-Drugs, smoking, and overindulgence in alcohol.  If you're doing it, you probably already know you're doing it.  If you already know you're doing it, you probably already know why you shouldn't.  You don't need a lecture.  You just need to stop.  Find a way that works for you-- rehab, therapy, hypnosis, quitting cold turkey-- whatever works-- and make it happen.  

-Pharmaceuticals.  I know I may start a bit of controversy in saying this, but I do not believe in taking any pharmaceuticals unless it is absolutely necessary.  This includes things like anti-inflammatories, cough syrup, pain medication, etc.  I have a few reasons for this:

              1)  These things mask symptoms-- they don't cure the problem.  And if you have a symptom it is either telling you not to do something so that you don't make matters worse (i.e. pain), or it is helping your body rid itself of something (i.e. fever, coughing).  Either way, you're better off finding the root of the problem and getting that taken care of, rather than just masking the symptoms.
             2)  These things have side effects.  They can affect your liver, kidneys, heart, alertness, and more, and any of these effects can be far more dangerous and long-lasting than the symptoms you are trying to mask.

So if your symptoms aren't absolutely unbearable, try to deal with them until the root of your problem is cured.  In my opinion, you'll be better off in the long run.

3)  GET RID OF TOXIC PEOPLE.  This one is probably the trickiest.  If you're like me, you tend to see the good in people, especially those you care about most.  But when it comes down to it, everyone knows toxic people.   I know I've had more than my share.  I've spent years in relationships with toxic men, maintained friendships with toxic people, and it wasn't until I was free of them that I realized how much better my life was without them.  If anyone in your life makes you feel poorly about yourself, makes you cry (or want to cry) on a regular basis; if anyone in your life tries to stand in the way of your happiness, tries to prevent you from doing the things you love, tries to tell you who you can and cannot be friends with; if anyone in your life tries to bring you down when you're happiest, is jealous of your successes, seems to revel in your hard times, or never seems to be there when you need them most; if anyone in your life ever harms you physically-- GET THEM OUT OF YOUR LIFE.  I have found that the highs and lows of my life seem to weed out many of the most toxic people I know.   This article was recently posted on and is worth a read, and this article was published earlier this year and is also worth checking out (I was personally involved with someone just like that for a long time, and it took a while before I realized it).

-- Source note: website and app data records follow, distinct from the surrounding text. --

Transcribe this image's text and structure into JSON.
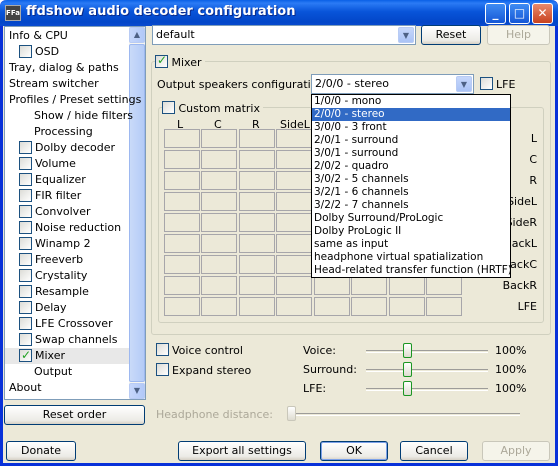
{
  "window": {
    "title": "ffdshow audio decoder configuration",
    "icon_text": "FFa",
    "controls": {
      "minimize": "_",
      "maximize": "□",
      "close": "✕"
    }
  },
  "sidebar": {
    "items": [
      {
        "label": "Info & CPU",
        "check": null,
        "indent": 0
      },
      {
        "label": "OSD",
        "check": false,
        "indent": 1
      },
      {
        "label": "Tray, dialog & paths",
        "check": null,
        "indent": 0
      },
      {
        "label": "Stream switcher",
        "check": null,
        "indent": 0
      },
      {
        "label": "Profiles / Preset settings",
        "check": null,
        "indent": 0
      },
      {
        "label": "Show / hide filters",
        "check": null,
        "indent": 2
      },
      {
        "label": "Processing",
        "check": null,
        "indent": 2
      },
      {
        "label": "Dolby decoder",
        "check": false,
        "indent": 1
      },
      {
        "label": "Volume",
        "check": false,
        "indent": 1
      },
      {
        "label": "Equalizer",
        "check": false,
        "indent": 1
      },
      {
        "label": "FIR filter",
        "check": false,
        "indent": 1
      },
      {
        "label": "Convolver",
        "check": false,
        "indent": 1
      },
      {
        "label": "Noise reduction",
        "check": false,
        "indent": 1
      },
      {
        "label": "Winamp 2",
        "check": false,
        "indent": 1
      },
      {
        "label": "Freeverb",
        "check": false,
        "indent": 1
      },
      {
        "label": "Crystality",
        "check": false,
        "indent": 1
      },
      {
        "label": "Resample",
        "check": false,
        "indent": 1
      },
      {
        "label": "Delay",
        "check": false,
        "indent": 1
      },
      {
        "label": "LFE Crossover",
        "check": false,
        "indent": 1
      },
      {
        "label": "Swap channels",
        "check": false,
        "indent": 1
      },
      {
        "label": "Mixer",
        "check": true,
        "indent": 1,
        "selected": true
      },
      {
        "label": "Output",
        "check": null,
        "indent": 2
      },
      {
        "label": "About",
        "check": null,
        "indent": 0
      }
    ],
    "reset_order": "Reset order"
  },
  "preset": {
    "value": "default",
    "reset": "Reset",
    "help": "Help"
  },
  "mixer": {
    "enabled_label": "Mixer",
    "output_label": "Output speakers configuration:",
    "output_value": "2/0/0 - stereo",
    "lfe_label": "LFE",
    "custom_matrix_label": "Custom matrix",
    "columns": [
      "L",
      "C",
      "R",
      "SideL"
    ],
    "rows": [
      "L",
      "C",
      "R",
      "SideL",
      "SideR",
      "BackL",
      "BackC",
      "BackR",
      "LFE"
    ],
    "dropdown_options": [
      "1/0/0 - mono",
      "2/0/0 - stereo",
      "3/0/0 - 3 front",
      "2/0/1 - surround",
      "3/0/1 - surround",
      "2/0/2 - quadro",
      "3/0/2 - 5 channels",
      "3/2/1 - 6 channels",
      "3/2/2 - 7 channels",
      "Dolby Surround/ProLogic",
      "Dolby ProLogic II",
      "same as input",
      "headphone virtual spatialization",
      "Head-related transfer function (HRTF)"
    ],
    "dropdown_selected": 1,
    "voice_control_label": "Voice control",
    "expand_stereo_label": "Expand stereo",
    "voice_label": "Voice:",
    "voice_value": "100%",
    "voice_level": 0.5,
    "surround_label": "Surround:",
    "surround_value": "100%",
    "surround_level": 0.5,
    "lfe_slider_label": "LFE:",
    "lfe_value": "100%",
    "lfe_level": 0.5,
    "headphone_distance_label": "Headphone distance:",
    "headphone_distance_level": 0
  },
  "footer": {
    "donate": "Donate",
    "export": "Export all settings",
    "ok": "OK",
    "cancel": "Cancel",
    "apply": "Apply"
  },
  "colors": {
    "titlebar": "#0854d9",
    "selection": "#316ac5",
    "dialog_bg": "#ece9d8"
  }
}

Now, of course, there is much to be said for toxic air and water as well, but these things require political action (although there is plenty you can do personally about living a more environmentally-friendly life as well-- but that would require about 400 blogs in and of itself).  

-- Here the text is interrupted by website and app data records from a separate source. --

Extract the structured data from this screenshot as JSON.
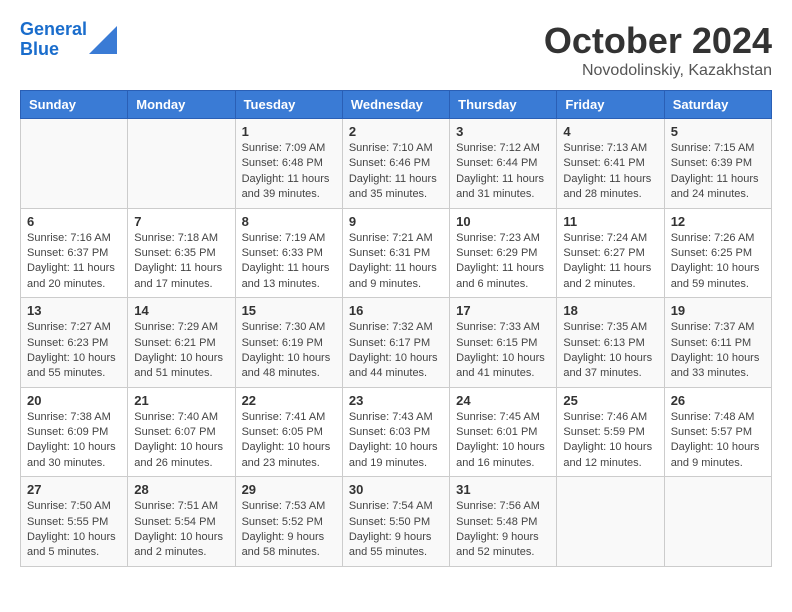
{
  "header": {
    "logo_line1": "General",
    "logo_line2": "Blue",
    "title": "October 2024",
    "location": "Novodolinskiy, Kazakhstan"
  },
  "weekdays": [
    "Sunday",
    "Monday",
    "Tuesday",
    "Wednesday",
    "Thursday",
    "Friday",
    "Saturday"
  ],
  "weeks": [
    [
      {
        "day": "",
        "info": ""
      },
      {
        "day": "",
        "info": ""
      },
      {
        "day": "1",
        "info": "Sunrise: 7:09 AM\nSunset: 6:48 PM\nDaylight: 11 hours and 39 minutes."
      },
      {
        "day": "2",
        "info": "Sunrise: 7:10 AM\nSunset: 6:46 PM\nDaylight: 11 hours and 35 minutes."
      },
      {
        "day": "3",
        "info": "Sunrise: 7:12 AM\nSunset: 6:44 PM\nDaylight: 11 hours and 31 minutes."
      },
      {
        "day": "4",
        "info": "Sunrise: 7:13 AM\nSunset: 6:41 PM\nDaylight: 11 hours and 28 minutes."
      },
      {
        "day": "5",
        "info": "Sunrise: 7:15 AM\nSunset: 6:39 PM\nDaylight: 11 hours and 24 minutes."
      }
    ],
    [
      {
        "day": "6",
        "info": "Sunrise: 7:16 AM\nSunset: 6:37 PM\nDaylight: 11 hours and 20 minutes."
      },
      {
        "day": "7",
        "info": "Sunrise: 7:18 AM\nSunset: 6:35 PM\nDaylight: 11 hours and 17 minutes."
      },
      {
        "day": "8",
        "info": "Sunrise: 7:19 AM\nSunset: 6:33 PM\nDaylight: 11 hours and 13 minutes."
      },
      {
        "day": "9",
        "info": "Sunrise: 7:21 AM\nSunset: 6:31 PM\nDaylight: 11 hours and 9 minutes."
      },
      {
        "day": "10",
        "info": "Sunrise: 7:23 AM\nSunset: 6:29 PM\nDaylight: 11 hours and 6 minutes."
      },
      {
        "day": "11",
        "info": "Sunrise: 7:24 AM\nSunset: 6:27 PM\nDaylight: 11 hours and 2 minutes."
      },
      {
        "day": "12",
        "info": "Sunrise: 7:26 AM\nSunset: 6:25 PM\nDaylight: 10 hours and 59 minutes."
      }
    ],
    [
      {
        "day": "13",
        "info": "Sunrise: 7:27 AM\nSunset: 6:23 PM\nDaylight: 10 hours and 55 minutes."
      },
      {
        "day": "14",
        "info": "Sunrise: 7:29 AM\nSunset: 6:21 PM\nDaylight: 10 hours and 51 minutes."
      },
      {
        "day": "15",
        "info": "Sunrise: 7:30 AM\nSunset: 6:19 PM\nDaylight: 10 hours and 48 minutes."
      },
      {
        "day": "16",
        "info": "Sunrise: 7:32 AM\nSunset: 6:17 PM\nDaylight: 10 hours and 44 minutes."
      },
      {
        "day": "17",
        "info": "Sunrise: 7:33 AM\nSunset: 6:15 PM\nDaylight: 10 hours and 41 minutes."
      },
      {
        "day": "18",
        "info": "Sunrise: 7:35 AM\nSunset: 6:13 PM\nDaylight: 10 hours and 37 minutes."
      },
      {
        "day": "19",
        "info": "Sunrise: 7:37 AM\nSunset: 6:11 PM\nDaylight: 10 hours and 33 minutes."
      }
    ],
    [
      {
        "day": "20",
        "info": "Sunrise: 7:38 AM\nSunset: 6:09 PM\nDaylight: 10 hours and 30 minutes."
      },
      {
        "day": "21",
        "info": "Sunrise: 7:40 AM\nSunset: 6:07 PM\nDaylight: 10 hours and 26 minutes."
      },
      {
        "day": "22",
        "info": "Sunrise: 7:41 AM\nSunset: 6:05 PM\nDaylight: 10 hours and 23 minutes."
      },
      {
        "day": "23",
        "info": "Sunrise: 7:43 AM\nSunset: 6:03 PM\nDaylight: 10 hours and 19 minutes."
      },
      {
        "day": "24",
        "info": "Sunrise: 7:45 AM\nSunset: 6:01 PM\nDaylight: 10 hours and 16 minutes."
      },
      {
        "day": "25",
        "info": "Sunrise: 7:46 AM\nSunset: 5:59 PM\nDaylight: 10 hours and 12 minutes."
      },
      {
        "day": "26",
        "info": "Sunrise: 7:48 AM\nSunset: 5:57 PM\nDaylight: 10 hours and 9 minutes."
      }
    ],
    [
      {
        "day": "27",
        "info": "Sunrise: 7:50 AM\nSunset: 5:55 PM\nDaylight: 10 hours and 5 minutes."
      },
      {
        "day": "28",
        "info": "Sunrise: 7:51 AM\nSunset: 5:54 PM\nDaylight: 10 hours and 2 minutes."
      },
      {
        "day": "29",
        "info": "Sunrise: 7:53 AM\nSunset: 5:52 PM\nDaylight: 9 hours and 58 minutes."
      },
      {
        "day": "30",
        "info": "Sunrise: 7:54 AM\nSunset: 5:50 PM\nDaylight: 9 hours and 55 minutes."
      },
      {
        "day": "31",
        "info": "Sunrise: 7:56 AM\nSunset: 5:48 PM\nDaylight: 9 hours and 52 minutes."
      },
      {
        "day": "",
        "info": ""
      },
      {
        "day": "",
        "info": ""
      }
    ]
  ]
}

This having been said, if you manage to do at least a good percentage of the above, you're not going to need to drop half your bank account on lemons and cayenne pepper, and you're not going to need to stick any hoses where hoses should not be stuck.  Your liver, kidneys, and circulatory system will do their job, and your mind will be more at ease.  

Questions?  Comments?  Post 'em here!


  1. Melody, I'm so glad you think this way. When I saw the title I started thinking whether I should politely disagree, or say nothing.

  2. Great post, lots of helpful tips!

    I'm not a big fan of reading, but I found this book to be a great read:
    "4 Day Win" by Martha Beck, PhD.

    It speaks of the same things you touched upon in this post.....check it out and I'd love to hear if you did or already have in the past.

  3. Thanks, Diana! I'll put it on my list. It might be a while before I get to it, though; textbooks take up just about all my free reading time these days. :(